**TASK TO CARRY OUT**
Go over the records and copy every line with the string "JSON".

INPUT FOR THIS TASK START

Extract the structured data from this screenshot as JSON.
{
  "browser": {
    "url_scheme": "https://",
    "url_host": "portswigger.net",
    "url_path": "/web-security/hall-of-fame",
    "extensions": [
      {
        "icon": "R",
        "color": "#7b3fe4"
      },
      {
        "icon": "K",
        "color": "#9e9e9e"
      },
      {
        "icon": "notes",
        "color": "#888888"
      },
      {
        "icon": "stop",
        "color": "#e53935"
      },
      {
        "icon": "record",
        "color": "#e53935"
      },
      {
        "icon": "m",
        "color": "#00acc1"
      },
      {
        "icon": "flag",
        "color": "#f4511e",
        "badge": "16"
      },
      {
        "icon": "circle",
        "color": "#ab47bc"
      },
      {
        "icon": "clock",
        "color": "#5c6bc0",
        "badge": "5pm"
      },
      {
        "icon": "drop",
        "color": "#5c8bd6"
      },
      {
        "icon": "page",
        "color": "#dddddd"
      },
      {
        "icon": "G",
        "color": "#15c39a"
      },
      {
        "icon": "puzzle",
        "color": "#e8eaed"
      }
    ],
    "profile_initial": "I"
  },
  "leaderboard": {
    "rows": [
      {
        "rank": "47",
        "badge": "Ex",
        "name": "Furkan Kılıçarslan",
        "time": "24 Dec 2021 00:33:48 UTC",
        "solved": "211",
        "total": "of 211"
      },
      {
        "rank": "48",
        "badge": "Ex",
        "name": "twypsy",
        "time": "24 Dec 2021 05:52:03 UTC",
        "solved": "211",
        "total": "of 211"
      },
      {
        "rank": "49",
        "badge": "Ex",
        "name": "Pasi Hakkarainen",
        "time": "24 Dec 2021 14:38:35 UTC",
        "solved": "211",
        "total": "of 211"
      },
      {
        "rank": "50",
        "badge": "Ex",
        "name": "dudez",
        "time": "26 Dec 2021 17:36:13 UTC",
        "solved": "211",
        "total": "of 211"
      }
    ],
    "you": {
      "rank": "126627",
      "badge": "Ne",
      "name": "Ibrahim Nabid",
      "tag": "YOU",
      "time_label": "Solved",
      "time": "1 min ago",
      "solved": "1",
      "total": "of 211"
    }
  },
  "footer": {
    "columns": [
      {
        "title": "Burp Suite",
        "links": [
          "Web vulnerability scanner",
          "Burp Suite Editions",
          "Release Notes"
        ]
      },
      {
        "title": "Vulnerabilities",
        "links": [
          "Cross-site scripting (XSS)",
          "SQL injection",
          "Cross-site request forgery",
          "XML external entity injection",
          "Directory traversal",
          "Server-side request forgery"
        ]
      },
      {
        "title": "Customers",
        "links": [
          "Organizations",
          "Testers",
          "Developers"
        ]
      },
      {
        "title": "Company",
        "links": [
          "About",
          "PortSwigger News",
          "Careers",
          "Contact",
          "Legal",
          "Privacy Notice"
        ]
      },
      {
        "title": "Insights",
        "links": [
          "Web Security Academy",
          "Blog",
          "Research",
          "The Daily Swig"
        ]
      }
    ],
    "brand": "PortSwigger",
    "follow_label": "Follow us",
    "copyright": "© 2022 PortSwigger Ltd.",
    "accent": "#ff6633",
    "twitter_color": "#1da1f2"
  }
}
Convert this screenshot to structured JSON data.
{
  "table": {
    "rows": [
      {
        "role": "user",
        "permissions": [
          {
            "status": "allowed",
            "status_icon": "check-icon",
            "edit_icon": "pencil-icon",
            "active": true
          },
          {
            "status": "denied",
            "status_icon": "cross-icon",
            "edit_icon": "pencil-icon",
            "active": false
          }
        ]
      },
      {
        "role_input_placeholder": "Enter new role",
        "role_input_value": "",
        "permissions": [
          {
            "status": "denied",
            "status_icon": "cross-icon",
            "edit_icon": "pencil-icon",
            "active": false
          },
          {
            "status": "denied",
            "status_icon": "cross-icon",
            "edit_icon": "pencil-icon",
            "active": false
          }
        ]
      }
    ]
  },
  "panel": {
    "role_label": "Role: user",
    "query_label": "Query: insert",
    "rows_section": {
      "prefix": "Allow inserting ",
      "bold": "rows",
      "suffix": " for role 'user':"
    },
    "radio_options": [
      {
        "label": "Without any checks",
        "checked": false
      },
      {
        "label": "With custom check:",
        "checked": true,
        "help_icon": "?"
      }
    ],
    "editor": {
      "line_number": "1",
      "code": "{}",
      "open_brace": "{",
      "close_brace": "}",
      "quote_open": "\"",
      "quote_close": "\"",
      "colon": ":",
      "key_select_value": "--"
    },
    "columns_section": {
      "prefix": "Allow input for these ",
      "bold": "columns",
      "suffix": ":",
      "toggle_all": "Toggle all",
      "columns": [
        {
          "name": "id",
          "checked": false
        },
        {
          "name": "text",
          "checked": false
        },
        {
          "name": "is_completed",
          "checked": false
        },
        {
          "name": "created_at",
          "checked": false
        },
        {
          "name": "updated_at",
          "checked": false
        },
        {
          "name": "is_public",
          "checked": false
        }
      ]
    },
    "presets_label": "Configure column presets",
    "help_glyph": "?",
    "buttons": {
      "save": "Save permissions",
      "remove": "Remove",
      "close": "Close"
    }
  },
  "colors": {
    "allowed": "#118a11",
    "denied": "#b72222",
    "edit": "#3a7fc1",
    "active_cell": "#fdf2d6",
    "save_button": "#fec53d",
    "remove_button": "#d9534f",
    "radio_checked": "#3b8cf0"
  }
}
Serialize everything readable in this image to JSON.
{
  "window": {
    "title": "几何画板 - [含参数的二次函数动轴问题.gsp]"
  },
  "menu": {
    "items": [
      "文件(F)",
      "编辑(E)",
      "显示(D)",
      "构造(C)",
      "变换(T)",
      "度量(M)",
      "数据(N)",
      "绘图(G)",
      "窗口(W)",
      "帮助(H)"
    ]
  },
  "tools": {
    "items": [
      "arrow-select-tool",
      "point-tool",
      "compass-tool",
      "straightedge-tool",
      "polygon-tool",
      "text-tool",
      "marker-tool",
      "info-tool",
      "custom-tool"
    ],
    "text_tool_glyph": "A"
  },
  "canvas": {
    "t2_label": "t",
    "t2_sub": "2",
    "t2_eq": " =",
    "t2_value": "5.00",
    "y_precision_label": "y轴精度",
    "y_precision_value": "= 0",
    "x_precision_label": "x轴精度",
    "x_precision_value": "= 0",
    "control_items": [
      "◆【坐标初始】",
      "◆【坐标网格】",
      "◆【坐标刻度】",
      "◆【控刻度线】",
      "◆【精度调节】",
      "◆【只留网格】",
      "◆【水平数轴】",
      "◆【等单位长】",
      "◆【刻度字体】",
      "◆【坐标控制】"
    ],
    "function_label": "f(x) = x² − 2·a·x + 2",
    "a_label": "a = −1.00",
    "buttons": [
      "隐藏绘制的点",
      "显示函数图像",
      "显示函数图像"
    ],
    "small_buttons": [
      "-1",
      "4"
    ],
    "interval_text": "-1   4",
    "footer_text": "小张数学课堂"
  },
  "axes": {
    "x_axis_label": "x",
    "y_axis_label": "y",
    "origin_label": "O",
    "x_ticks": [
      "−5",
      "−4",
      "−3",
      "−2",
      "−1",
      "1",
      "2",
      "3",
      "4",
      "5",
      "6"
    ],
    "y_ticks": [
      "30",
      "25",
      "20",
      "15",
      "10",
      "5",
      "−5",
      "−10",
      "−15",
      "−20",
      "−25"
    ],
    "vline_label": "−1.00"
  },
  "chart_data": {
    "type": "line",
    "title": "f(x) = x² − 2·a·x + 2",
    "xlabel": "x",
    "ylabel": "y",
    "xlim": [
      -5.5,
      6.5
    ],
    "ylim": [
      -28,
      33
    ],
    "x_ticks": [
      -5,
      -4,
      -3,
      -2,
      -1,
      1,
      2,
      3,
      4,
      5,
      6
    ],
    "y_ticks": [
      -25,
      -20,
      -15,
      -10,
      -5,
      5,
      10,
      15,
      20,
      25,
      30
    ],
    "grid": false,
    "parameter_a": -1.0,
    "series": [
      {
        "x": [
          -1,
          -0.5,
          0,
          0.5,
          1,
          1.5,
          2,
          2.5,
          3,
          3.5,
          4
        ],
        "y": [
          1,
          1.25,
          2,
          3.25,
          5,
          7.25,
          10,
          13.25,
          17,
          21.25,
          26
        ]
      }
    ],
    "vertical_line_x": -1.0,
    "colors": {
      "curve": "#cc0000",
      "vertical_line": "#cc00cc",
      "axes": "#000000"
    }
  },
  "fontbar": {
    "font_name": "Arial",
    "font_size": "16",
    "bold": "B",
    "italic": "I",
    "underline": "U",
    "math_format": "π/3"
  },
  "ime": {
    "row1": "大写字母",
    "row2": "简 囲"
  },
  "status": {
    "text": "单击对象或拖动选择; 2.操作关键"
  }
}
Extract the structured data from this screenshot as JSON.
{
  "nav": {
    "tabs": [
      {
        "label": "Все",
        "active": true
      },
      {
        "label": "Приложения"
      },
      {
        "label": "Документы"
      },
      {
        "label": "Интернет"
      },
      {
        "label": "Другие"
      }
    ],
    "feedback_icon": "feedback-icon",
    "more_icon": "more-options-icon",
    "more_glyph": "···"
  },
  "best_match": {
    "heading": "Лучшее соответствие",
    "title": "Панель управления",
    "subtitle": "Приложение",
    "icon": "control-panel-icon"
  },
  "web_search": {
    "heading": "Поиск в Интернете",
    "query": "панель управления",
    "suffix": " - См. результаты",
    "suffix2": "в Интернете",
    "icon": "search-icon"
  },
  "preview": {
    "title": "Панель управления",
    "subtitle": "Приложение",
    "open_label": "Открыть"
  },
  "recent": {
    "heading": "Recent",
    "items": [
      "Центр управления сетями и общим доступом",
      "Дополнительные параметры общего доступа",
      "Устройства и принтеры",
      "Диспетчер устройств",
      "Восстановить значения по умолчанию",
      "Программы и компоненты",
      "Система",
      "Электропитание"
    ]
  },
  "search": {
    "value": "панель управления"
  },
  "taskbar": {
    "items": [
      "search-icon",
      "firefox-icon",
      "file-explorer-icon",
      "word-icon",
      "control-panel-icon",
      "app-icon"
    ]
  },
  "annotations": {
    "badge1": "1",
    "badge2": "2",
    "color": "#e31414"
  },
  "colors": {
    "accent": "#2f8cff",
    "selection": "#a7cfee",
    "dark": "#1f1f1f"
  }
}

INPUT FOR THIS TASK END

**RESULT OF THIS EXERCISE**
Extract the structured data from this screenshot as JSON.
Convert this screenshot to structured JSON data.
Serialize everything readable in this image to JSON.
Extract the structured data from this screenshot as JSON.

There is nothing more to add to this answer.